All you've wanted to know about teeth whitening
19 May 2016
Recent studies show that your mouth is one of the most important elements in others’ perception of you. If you're thinking of having your teeth whitened before your wedding, take a look at this article from Dr Phillip J Townes BDS, lead dentist at Townes and Townes
Having whiter, straighter teeth can instantly improve your self-esteem and dramatically increase your chances of promotion.
And it improves your appearance for that all-important big day. But there are many myths surrounding what tooth whitening consists of, what the effect it has is and which is the most effective method. Here, five common questions concerning teeth whitening are answered by Dr Phillip J Townes.
1) What are the stains on my teeth made of?
Your teeth are made up of several layers, starting with the central pulp, surrounded by dentin and then protected by a hard layer of enamel. Eating, drinking and smoking forms another layer on the outside of the enamel known as a pellicle film. This can be partly cleaned away through brushing, especially with whitening toothpastes and oral hygienists can clean away part of the film through scraping and chemical treatments.
As the pellicle layer sits on the teeth, foreign material can get into the porous surface of the enamel, working its way into the depth of the teeth and staining them. Professional tooth whiteners set off an oxidising reaction within the teeth that breaks the staining compounds down, removing the stain from your teeth.
2) Is home tooth whitening dangerous?
If you aren’t buying your home tooth whitening kit from a reputable source, home tooth whitening can potentially be very dangerous. There are many products available to buy online that are advertised as ‘non-peroxide’ whitening gels but rather than being a safe alternative to peroxide as many might think, these gels contain sodium perborate and are extremely dangerous.
Sodium Perborate is banned without exception in cosmetics within the EU and is classed as carcinogenic and mutagenic - meaning that its use could potentially cause mutations in the children of users. Be aware that any product not bought from a reputable online source may not have been properly tested.
3) Is home tooth whitening as effective as professional tooth whitening?
Legal and safe home tooth whitening is less effective than home tooth whitening; a 2012 EU Council Directive makes it illegal for anyone other than a dental professional to use products containing 0.1% hydrogen peroxide, whereas dental practitioners may use products containing up to 6%. Tooth whitening when carried out on suitable teeth will permanently lighten the colour of your teeth.
4) Can I get my teeth whitened at a beauty salon?
Many beauty salons offer tooth whitening, or ‘unsupervised’ tooth whitening.
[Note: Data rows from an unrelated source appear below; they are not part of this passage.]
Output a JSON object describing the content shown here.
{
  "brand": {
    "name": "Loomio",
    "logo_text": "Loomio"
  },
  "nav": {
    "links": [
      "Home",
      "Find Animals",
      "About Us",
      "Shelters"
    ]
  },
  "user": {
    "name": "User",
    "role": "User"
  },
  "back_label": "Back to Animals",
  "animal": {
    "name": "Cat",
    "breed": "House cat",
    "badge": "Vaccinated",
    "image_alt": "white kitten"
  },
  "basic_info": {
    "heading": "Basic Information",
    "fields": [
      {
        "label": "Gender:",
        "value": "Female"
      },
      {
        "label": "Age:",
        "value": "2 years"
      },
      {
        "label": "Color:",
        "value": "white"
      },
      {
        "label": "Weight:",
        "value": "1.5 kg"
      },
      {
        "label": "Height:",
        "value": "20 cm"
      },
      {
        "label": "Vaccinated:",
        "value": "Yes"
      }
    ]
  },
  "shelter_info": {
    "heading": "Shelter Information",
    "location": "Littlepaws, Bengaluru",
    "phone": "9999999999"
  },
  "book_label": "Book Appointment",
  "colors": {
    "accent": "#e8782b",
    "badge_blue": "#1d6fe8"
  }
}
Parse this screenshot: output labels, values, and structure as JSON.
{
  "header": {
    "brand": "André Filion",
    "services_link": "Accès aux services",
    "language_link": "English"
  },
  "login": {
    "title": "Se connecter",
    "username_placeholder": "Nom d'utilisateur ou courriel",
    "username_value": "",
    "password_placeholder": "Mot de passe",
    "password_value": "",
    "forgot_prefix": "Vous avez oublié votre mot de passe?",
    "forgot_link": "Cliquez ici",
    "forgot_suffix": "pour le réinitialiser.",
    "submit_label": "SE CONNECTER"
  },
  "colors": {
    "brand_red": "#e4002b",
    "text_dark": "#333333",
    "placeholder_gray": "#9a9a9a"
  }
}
Both of these, if using a kit that is stronger than 0.1% (the same strength available in home tooth whitening kits), are illegal. Many salons may be using kits many times stronger than that (sometimes up to 23.8% hydrogen peroxide) which can cause gum lesions and other significant oral damage, especially when applied by an untrained amateur.
‘Unsupervised’ tooth whitening is an attempt to avoid the EU regulations on using illegally strong kits -- the patient may be instructed how to use the product and then left alone to carry it out. This is still illegal and can be extremely dangerous.
The only people who should be carrying out tooth whitening with hydrogen peroxide at a strength above 0.1% are dental professionals. Products of this strength should only be sold commercially to dental practitioners and used after the dentist has thoroughly examined their patient and taken a full medical history to ensure there are no risks or concerns about their health during the procedure.
5) Does tooth whitening work on crowns and dentures?
Tooth whitening will not work on crowns and dentures and may require more work for teeth with fillings. If you are considering having your dental professional carry out tooth whitening, be aware that you may need to have alterations made to dentures and crowns; as these were made to match the colour of your original teeth, you may need to have them altered to match your newly-whitened teeth.
If you’re planning on having your teeth whitened, make sure you are fully informed before you decide how to proceed.